the hacktivists. we have the cyber-terrorists. apparently, you know nation states that may be engaged in this. >> reporter: corporate america is turning to the federal government for help especially from national security agencies that have the best surveillance and information about ongoing and emerging cyber threats. companies plan to push the next congress to approve a sweeping bill that allows more information-sharing by the government and private firms while protecting customer information. jon. jon: let's hope they can do something to keep us safer so we don't have more of those incidents this year. thank you, peter. >> you bet. jon: don't miss peter barnes on the fox business network. if you're not sure where to find it in your area, log on to foxbusiness.com/channelfinder. arthel: some stories we're working on for the second hour of "happening now." the latest on the ferry disaster off the coast of italy. the death to rising as rescuers find more bodies on board.
>> taking the concept of dinner and a show to new heights. a restaurant in minnesota offers meals on board a 60-foot ferris wheel. the tree topping views will be the best in minneapolis and for those who want to stay stand the ground the restaurant will have free minigolf available. how do you bus those tables? >> excellent question. i am down for having dinner that high. "outnumbered" starts right now. >> this is a fox news alert, crews testing successors objects and a desperate search for the
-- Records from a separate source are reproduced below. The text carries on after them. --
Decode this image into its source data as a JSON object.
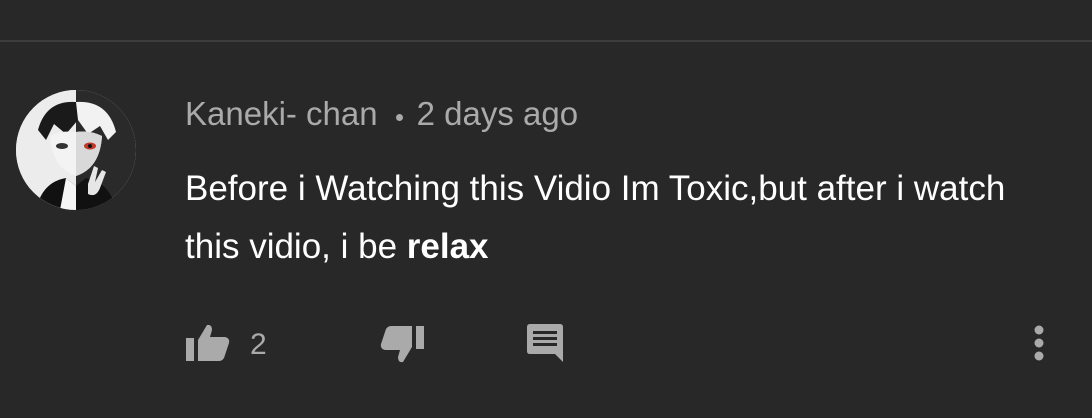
{
  "comment": {
    "author": "Kaneki- chan",
    "timestamp": "2 days ago",
    "text_part1": "Before i Watching this Vidio Im Toxic,but after i watch this vidio, i be ",
    "text_bold": "relax",
    "like_count": "2"
  },
  "icons": {
    "like": "thumb-up-icon",
    "dislike": "thumb-down-icon",
    "reply": "comment-icon",
    "menu": "more-vertical-icon"
  },
  "colors": {
    "background": "#282828",
    "secondary_text": "#aaaaaa",
    "primary_text": "#ffffff"
  }
}
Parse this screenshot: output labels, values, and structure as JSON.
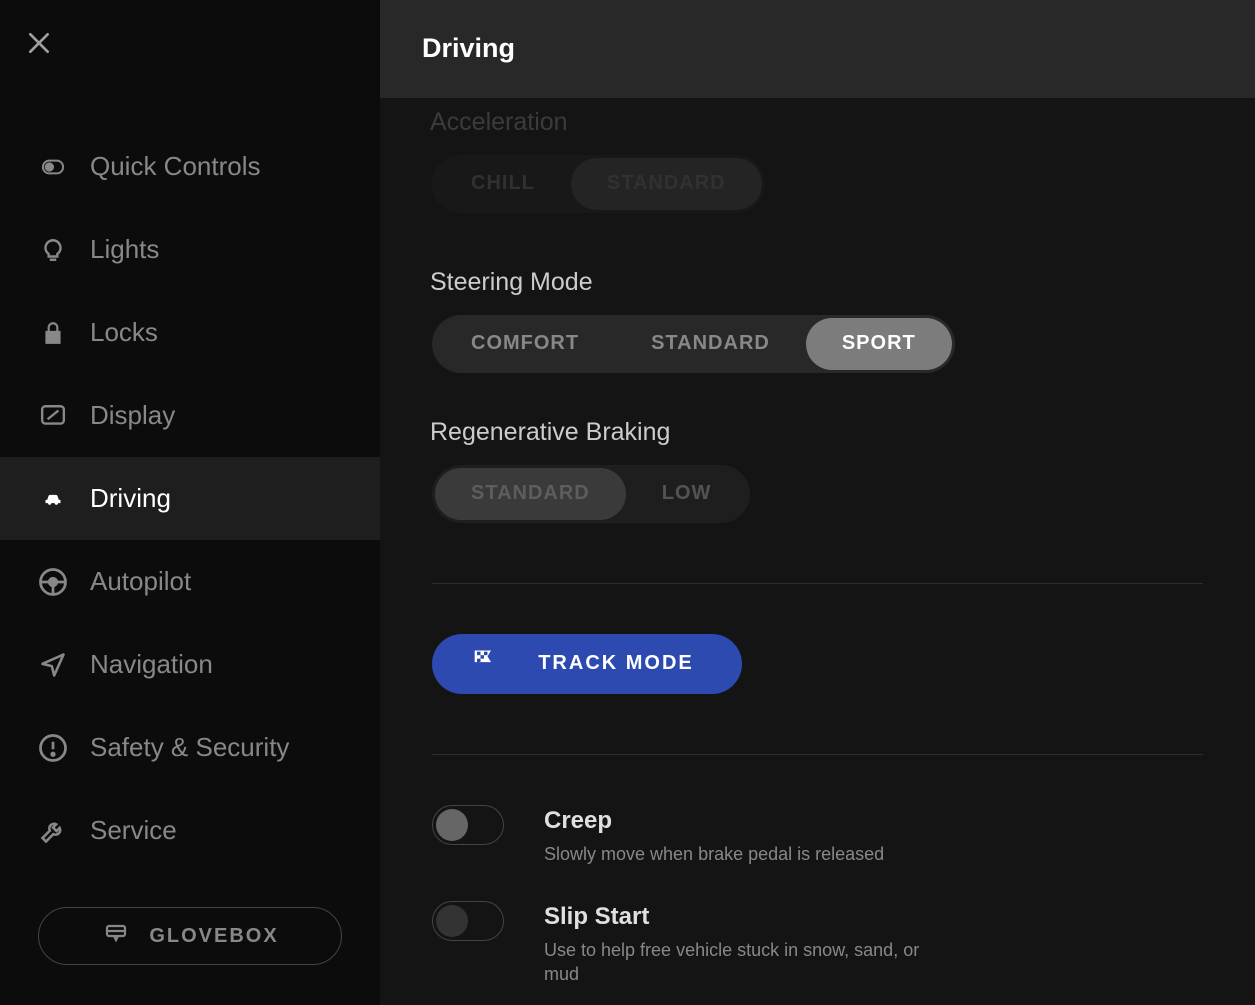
{
  "header": {
    "title": "Driving"
  },
  "sidebar": {
    "items": [
      {
        "label": "Quick Controls"
      },
      {
        "label": "Lights"
      },
      {
        "label": "Locks"
      },
      {
        "label": "Display"
      },
      {
        "label": "Driving"
      },
      {
        "label": "Autopilot"
      },
      {
        "label": "Navigation"
      },
      {
        "label": "Safety & Security"
      },
      {
        "label": "Service"
      }
    ],
    "glovebox_label": "GLOVEBOX"
  },
  "acceleration": {
    "label": "Acceleration",
    "options": [
      "CHILL",
      "STANDARD"
    ],
    "selected": 1
  },
  "steering": {
    "label": "Steering Mode",
    "options": [
      "COMFORT",
      "STANDARD",
      "SPORT"
    ],
    "selected": 2
  },
  "regen": {
    "label": "Regenerative Braking",
    "options": [
      "STANDARD",
      "LOW"
    ],
    "selected": 0
  },
  "track_mode": {
    "label": "TRACK MODE"
  },
  "toggles": {
    "creep": {
      "title": "Creep",
      "desc": "Slowly move when brake pedal is released",
      "on": false
    },
    "slip": {
      "title": "Slip Start",
      "desc": "Use to help free vehicle stuck in snow, sand, or mud",
      "on": false
    }
  }
}
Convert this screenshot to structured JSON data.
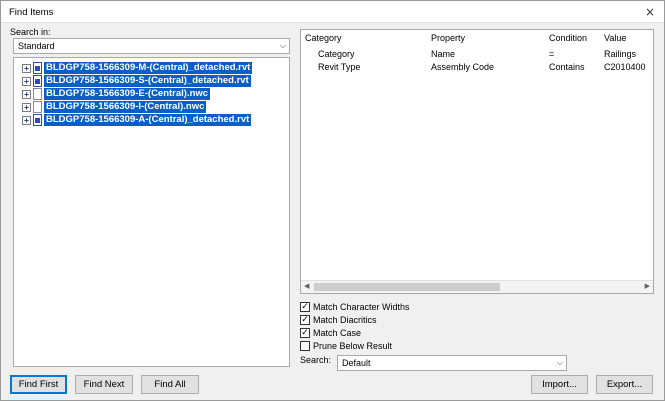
{
  "window": {
    "title": "Find Items"
  },
  "left": {
    "search_in_label": "Search in:",
    "search_in_value": "Standard",
    "tree": [
      {
        "label": "BLDGP758-1566309-M-(Central)_detached.rvt",
        "icon": "revit-file-icon"
      },
      {
        "label": "BLDGP758-1566309-S-(Central)_detached.rvt",
        "icon": "revit-file-icon"
      },
      {
        "label": "BLDGP758-1566309-E-(Central).nwc",
        "icon": "nwc-file-icon"
      },
      {
        "label": "BLDGP758-1566309-I-(Central).nwc",
        "icon": "nwc-file-icon"
      },
      {
        "label": "BLDGP758-1566309-A-(Central)_detached.rvt",
        "icon": "revit-file-icon"
      }
    ]
  },
  "grid": {
    "columns": [
      "Category",
      "Property",
      "Condition",
      "Value"
    ],
    "rows": [
      [
        "Category",
        "Name",
        "=",
        "Railings"
      ],
      [
        "Revit Type",
        "Assembly Code",
        "Contains",
        "C2010400"
      ]
    ]
  },
  "options": [
    {
      "label": "Match Character Widths",
      "checked": true
    },
    {
      "label": "Match Diacritics",
      "checked": true
    },
    {
      "label": "Match Case",
      "checked": true
    },
    {
      "label": "Prune Below Result",
      "checked": false
    }
  ],
  "search": {
    "label": "Search:",
    "value": "Default"
  },
  "buttons": {
    "find_first": "Find First",
    "find_next": "Find Next",
    "find_all": "Find All",
    "import": "Import...",
    "export": "Export..."
  },
  "icons": {
    "close": "×",
    "dropdown": "⌵",
    "expand": "+",
    "check": "✓"
  },
  "colors": {
    "selection": "#0a5fc7",
    "default_button_border": "#0078d7"
  }
}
air asia flight. this is "outnumbered." here today charles payne, ladies and gentlemen, host of "making money with charles payne." he is outnumbered and delighted. we are very happy to have you. >> a lot of stuff going on in the news, i'm hoping people are feeling more optimistic with the challenges for the audience worried about a lot of things legitimately and hopefully we can help them out today. >> what is one thing we should do at the end of the year?